How could a writer who knew no foreign languages call himself a translator? How, too, did he become a major commercial success, churning out nearly 200 translations over twenty years? Lin Shu, Inc. crosses the fields of literary studies, intellectual history, and print culture, offering new ways to understand the stakes of translation in China and beyond. With rich detail and lively prose, Michael Gibbs Hill shows how Lin Shu (1852-1924) rose from obscurity to become China’s leading translator of Western fiction at the beginning of the twentieth century. Well before Ezra Pound’s and Bertolt Brecht’s “inventions” of China revolutionized poetry and theater, Lin Shu and his assistants—who did, in fact, know languages like English and French—had already given many Chinese readers their first taste of fiction from the United States, France, and England. After passing through Lin Shu’s “factory of writing,” classic novels like Uncle Tom’s Cabin, Oliver Twist spoke with new meaning for audiences concerned with the tumultuous social and political change facing China. Leveraging his success as a translator of foreign books, Lin Shu quickly became an authority on traditional Chinese culture who upheld the classical language as a cornerstone of Chinese national identity. Eventually, younger intellectuals—who had grown up reading his translations—turned on Lin Shu and tarred him as a symbol of backward conservatism. Ultimately, Lin’s defeat and downfall became just as significant as his rise to fame in defining the work of the intellectual in modern China. —Oxford University Press

Translation of “Finnegan’s Wake” Sells in China

Didi Tang
Associated Press
The Chinese version is no easier to read than the original, the loyal-minded translator assures, but James Joyce‘s “Finnegans Wake” has still sold out its initial run in China — with the help of some big urban billboards.

Sinica Podcast

12.09.11

Chinese Literature

Jeremy Goldkorn & Alice Xin Liu from Sinica Podcast
Our podcast this week is all about books and money in modern China. If you, like us, are tired of Lu Xun and Lao She, listen to Sinica this week as we look into the state of contemporary Chinese literature, asking what writers are hot, what writers...

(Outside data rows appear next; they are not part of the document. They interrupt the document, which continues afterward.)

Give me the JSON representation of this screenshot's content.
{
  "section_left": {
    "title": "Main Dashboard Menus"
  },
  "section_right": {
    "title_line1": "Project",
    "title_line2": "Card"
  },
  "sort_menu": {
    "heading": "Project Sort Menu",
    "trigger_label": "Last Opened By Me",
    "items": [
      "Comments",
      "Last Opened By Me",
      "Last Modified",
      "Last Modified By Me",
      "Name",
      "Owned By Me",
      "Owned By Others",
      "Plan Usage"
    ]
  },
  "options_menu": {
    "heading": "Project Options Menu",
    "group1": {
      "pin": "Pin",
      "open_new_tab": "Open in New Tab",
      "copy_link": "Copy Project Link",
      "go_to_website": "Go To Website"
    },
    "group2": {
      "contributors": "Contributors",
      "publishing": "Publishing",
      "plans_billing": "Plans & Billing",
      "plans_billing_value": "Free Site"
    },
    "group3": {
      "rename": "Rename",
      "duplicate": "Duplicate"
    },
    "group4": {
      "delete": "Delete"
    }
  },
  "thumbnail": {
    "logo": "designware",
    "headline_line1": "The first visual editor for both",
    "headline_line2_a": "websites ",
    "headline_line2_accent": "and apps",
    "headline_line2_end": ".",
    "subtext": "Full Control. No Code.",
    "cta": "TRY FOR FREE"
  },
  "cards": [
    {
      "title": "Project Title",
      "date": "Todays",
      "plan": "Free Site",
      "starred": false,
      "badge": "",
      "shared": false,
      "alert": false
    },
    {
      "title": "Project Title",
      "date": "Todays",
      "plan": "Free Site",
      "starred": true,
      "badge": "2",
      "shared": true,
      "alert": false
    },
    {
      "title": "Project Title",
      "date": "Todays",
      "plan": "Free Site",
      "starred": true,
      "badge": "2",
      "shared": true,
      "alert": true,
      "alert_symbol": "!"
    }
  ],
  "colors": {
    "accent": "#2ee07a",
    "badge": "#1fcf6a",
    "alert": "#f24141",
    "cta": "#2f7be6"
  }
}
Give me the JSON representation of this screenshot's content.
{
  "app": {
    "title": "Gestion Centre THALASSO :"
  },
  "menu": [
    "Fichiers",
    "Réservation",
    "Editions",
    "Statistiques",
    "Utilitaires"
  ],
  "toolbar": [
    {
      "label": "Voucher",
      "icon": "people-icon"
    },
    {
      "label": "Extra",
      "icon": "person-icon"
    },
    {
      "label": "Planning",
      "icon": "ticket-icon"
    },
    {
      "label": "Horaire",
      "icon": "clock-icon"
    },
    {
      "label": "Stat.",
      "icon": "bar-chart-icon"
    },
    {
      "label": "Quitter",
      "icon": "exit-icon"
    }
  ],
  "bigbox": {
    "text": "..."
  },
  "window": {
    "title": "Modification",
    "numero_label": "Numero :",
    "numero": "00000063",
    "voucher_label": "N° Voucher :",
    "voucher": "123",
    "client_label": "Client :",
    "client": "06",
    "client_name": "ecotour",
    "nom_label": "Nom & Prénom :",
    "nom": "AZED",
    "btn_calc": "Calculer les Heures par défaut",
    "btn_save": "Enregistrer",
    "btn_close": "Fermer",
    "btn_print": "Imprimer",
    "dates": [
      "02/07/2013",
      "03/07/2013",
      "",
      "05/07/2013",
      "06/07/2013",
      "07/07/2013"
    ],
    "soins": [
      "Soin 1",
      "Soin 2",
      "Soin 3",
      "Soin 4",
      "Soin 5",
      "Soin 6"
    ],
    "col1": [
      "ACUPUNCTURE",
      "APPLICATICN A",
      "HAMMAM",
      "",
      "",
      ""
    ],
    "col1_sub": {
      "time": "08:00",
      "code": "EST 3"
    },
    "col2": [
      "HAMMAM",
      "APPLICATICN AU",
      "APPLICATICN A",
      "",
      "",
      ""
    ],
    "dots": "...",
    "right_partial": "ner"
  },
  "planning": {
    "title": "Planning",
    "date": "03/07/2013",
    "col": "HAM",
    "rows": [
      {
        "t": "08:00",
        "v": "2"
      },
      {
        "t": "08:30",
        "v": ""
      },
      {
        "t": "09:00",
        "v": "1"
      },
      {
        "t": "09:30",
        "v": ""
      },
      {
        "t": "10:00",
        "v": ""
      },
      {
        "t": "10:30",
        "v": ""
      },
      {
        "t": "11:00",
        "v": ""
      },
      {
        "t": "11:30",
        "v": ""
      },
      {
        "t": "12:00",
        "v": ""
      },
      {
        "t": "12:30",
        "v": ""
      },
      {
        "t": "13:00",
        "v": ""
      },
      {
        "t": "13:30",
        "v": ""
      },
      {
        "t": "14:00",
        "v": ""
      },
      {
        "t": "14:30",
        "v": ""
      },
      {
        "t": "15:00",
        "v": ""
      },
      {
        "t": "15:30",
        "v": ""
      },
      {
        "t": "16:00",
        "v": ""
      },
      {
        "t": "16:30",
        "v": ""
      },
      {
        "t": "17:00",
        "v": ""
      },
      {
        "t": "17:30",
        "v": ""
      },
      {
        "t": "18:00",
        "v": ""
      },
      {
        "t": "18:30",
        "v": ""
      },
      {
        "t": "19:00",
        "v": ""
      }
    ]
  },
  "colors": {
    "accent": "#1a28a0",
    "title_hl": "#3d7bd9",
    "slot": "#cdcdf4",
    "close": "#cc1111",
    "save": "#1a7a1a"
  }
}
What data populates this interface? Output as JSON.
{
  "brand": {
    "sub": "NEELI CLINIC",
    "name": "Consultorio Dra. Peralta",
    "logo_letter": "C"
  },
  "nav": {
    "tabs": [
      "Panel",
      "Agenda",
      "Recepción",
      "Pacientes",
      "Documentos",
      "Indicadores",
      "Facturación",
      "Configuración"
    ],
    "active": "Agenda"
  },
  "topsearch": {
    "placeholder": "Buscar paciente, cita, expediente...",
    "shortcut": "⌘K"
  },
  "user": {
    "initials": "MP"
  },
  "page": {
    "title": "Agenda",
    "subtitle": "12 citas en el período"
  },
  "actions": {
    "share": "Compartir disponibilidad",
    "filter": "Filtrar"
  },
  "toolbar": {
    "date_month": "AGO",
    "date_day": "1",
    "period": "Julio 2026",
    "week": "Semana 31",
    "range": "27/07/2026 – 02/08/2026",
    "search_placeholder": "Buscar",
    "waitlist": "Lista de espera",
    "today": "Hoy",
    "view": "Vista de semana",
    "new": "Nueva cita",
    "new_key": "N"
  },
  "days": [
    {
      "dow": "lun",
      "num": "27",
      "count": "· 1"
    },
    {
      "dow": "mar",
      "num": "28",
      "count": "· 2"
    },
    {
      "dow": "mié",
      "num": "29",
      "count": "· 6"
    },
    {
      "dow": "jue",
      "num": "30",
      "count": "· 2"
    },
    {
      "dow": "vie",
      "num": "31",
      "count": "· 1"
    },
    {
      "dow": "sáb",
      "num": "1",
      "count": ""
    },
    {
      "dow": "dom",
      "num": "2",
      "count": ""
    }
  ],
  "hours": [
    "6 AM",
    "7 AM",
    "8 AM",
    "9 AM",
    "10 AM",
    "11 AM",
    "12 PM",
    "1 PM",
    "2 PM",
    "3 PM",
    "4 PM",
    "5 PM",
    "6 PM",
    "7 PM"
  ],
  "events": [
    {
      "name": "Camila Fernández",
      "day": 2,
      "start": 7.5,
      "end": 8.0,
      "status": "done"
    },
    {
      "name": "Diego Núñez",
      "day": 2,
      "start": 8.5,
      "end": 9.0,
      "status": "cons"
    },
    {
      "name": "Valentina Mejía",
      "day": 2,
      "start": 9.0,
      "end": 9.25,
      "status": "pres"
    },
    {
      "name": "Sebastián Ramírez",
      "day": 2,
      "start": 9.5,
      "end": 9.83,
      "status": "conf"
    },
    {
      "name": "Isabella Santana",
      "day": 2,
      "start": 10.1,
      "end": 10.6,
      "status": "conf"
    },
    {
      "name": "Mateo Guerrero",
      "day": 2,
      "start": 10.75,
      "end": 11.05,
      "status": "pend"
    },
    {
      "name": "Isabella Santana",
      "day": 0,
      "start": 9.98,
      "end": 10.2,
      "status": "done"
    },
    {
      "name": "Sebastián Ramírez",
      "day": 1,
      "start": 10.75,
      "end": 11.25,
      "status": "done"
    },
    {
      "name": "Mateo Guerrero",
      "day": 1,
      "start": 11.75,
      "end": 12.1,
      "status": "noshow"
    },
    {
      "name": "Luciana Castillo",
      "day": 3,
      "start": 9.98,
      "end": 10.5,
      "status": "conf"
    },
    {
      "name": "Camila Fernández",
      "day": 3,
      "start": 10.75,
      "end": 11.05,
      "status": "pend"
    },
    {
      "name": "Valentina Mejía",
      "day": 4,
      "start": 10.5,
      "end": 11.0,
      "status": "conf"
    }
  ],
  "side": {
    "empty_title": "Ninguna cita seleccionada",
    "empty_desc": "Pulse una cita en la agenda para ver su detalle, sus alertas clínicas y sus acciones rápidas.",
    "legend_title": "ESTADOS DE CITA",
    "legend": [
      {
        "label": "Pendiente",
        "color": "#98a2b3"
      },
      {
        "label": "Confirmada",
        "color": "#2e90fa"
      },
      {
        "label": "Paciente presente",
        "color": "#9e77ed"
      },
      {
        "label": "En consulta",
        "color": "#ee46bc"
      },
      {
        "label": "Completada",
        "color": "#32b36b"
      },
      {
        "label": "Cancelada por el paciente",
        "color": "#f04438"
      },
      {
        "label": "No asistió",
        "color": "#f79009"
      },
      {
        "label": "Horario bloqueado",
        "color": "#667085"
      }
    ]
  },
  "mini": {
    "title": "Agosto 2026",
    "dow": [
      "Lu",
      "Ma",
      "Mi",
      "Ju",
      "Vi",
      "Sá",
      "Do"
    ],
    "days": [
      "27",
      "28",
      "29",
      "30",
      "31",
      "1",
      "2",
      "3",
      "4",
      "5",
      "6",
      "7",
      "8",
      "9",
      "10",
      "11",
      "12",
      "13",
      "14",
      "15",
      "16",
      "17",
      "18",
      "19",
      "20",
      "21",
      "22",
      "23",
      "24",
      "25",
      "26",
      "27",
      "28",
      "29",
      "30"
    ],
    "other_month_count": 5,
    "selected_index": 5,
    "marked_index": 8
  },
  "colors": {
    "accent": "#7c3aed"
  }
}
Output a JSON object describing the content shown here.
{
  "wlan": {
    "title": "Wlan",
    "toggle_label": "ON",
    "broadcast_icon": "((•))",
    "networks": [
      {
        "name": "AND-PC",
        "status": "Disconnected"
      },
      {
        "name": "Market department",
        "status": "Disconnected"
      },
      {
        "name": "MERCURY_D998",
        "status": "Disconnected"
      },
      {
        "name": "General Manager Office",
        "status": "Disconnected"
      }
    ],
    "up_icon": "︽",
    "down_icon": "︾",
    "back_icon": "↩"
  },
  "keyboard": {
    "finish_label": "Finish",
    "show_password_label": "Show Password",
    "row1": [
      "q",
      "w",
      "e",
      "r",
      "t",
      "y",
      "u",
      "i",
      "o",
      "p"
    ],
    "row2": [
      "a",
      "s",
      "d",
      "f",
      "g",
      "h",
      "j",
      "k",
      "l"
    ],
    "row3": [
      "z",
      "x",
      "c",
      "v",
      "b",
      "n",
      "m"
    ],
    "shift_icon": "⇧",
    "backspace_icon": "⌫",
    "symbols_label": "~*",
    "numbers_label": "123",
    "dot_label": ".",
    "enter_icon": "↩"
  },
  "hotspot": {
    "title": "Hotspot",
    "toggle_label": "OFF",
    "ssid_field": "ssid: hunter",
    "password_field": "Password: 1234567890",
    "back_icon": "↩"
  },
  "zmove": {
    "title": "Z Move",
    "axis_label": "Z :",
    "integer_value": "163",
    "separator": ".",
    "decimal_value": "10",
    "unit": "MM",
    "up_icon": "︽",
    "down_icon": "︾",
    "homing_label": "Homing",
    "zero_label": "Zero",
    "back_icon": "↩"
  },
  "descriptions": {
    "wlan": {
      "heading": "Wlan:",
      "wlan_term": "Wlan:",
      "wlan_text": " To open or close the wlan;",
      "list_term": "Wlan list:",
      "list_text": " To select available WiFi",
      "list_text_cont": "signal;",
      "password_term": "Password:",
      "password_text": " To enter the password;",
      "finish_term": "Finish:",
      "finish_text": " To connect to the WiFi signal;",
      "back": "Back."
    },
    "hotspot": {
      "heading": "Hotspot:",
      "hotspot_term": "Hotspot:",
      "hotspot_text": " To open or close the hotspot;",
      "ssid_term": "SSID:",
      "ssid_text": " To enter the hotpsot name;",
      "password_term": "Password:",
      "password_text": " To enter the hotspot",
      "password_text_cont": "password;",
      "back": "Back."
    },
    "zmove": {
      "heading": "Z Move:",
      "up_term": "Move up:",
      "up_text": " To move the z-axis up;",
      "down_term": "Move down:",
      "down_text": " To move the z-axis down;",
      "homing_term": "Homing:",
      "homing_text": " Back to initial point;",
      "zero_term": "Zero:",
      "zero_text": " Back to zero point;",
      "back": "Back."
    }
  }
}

My First Trip

09.30.11

With Nixon in China

Chas W. Freeman
On a chill, gray Monday morning, on February 21, 1972, I stood on the steps of the old Hongqiao Airport terminal. I had arrived in Shanghai twenty minutes in advance of President Nixon. I was on the backup plane, which arrived first, so I actually...

What Confucius Said

Jonathan D. Spence from New York Review of Books
1.The first Western-language version of Confucius’ sayings—later known as the Analects—was published in Paris in 1687, in Latin, under the title Confucius Sinarum Philosophus, with a brief dedication to King Louis XIV, thanking him for supporting...

Remembrance of Ming’s Past

Jonathan D. Spence from New York Review of Books
To many readers in the past, The Plum in the Golden Vase has seemed an inchoate mass of a story. Even if it was clearly “about” a wealthy urban merchant Hsi-men Ch’ing, his six consorts, and numerous other sexual companions, it was also full of...